--- TASK DATA Enclosed Below ---

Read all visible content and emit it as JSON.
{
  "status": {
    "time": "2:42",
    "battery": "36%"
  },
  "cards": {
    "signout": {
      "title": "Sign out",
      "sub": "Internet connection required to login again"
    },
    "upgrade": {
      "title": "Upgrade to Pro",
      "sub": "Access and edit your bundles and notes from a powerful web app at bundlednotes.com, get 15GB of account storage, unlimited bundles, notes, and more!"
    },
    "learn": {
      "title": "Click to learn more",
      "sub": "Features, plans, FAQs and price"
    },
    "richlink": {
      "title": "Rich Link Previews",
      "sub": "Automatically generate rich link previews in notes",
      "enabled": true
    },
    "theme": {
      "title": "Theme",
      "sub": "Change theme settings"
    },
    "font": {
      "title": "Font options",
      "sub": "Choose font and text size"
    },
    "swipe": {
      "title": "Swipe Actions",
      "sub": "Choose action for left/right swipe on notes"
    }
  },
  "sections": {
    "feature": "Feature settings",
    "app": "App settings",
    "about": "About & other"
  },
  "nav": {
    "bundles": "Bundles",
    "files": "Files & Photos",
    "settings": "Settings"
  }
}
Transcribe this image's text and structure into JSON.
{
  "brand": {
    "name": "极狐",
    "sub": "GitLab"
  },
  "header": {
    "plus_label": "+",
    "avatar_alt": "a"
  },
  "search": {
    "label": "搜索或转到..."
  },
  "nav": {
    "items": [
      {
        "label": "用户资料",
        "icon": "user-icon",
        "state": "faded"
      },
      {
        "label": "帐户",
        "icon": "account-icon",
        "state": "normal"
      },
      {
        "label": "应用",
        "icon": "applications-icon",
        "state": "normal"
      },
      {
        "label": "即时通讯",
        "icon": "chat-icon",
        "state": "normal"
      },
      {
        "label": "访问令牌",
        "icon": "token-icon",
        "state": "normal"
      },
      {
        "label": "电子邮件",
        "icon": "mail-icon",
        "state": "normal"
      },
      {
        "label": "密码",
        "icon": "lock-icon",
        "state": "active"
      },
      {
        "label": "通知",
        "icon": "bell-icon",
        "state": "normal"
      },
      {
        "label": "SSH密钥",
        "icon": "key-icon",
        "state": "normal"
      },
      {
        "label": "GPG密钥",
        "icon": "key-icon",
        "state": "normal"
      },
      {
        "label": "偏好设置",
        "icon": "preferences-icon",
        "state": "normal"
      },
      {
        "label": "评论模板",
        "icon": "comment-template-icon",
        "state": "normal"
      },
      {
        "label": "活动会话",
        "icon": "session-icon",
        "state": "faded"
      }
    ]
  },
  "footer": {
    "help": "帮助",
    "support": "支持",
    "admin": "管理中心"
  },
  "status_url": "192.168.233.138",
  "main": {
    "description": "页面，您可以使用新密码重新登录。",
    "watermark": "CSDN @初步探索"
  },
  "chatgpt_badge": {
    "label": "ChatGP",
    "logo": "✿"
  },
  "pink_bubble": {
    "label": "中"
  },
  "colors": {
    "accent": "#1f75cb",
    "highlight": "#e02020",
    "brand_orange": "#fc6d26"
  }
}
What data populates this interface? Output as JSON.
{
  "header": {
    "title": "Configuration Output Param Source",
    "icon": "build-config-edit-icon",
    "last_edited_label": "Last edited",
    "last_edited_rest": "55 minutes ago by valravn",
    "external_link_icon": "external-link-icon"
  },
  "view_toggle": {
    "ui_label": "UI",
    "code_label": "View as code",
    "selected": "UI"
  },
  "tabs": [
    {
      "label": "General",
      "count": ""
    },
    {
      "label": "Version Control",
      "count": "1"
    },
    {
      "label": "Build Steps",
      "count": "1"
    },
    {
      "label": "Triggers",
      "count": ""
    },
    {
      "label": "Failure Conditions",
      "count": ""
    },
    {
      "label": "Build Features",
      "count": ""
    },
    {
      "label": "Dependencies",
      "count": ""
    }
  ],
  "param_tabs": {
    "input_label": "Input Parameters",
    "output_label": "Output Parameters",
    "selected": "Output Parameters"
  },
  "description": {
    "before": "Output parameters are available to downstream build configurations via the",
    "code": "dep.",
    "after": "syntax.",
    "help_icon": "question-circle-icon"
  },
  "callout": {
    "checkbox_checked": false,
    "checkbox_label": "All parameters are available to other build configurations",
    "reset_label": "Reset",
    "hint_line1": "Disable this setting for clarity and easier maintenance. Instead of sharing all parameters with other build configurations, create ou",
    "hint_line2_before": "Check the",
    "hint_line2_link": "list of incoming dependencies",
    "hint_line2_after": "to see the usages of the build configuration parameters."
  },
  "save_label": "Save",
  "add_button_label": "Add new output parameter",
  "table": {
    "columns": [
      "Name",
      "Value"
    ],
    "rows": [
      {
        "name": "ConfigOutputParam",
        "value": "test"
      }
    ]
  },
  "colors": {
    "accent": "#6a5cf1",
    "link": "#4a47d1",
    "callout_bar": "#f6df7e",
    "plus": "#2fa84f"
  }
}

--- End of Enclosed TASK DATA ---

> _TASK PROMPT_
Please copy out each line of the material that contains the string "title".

> _PROBLEM SOLUTION_
      "title": "Sign out",
      "title": "Upgrade to Pro",
      "title": "Click to learn more",
      "title": "Rich Link Previews",
      "title": "Theme",
      "title": "Font options",
      "title": "Swipe Actions",
    "title": "Configuration Output Param Source",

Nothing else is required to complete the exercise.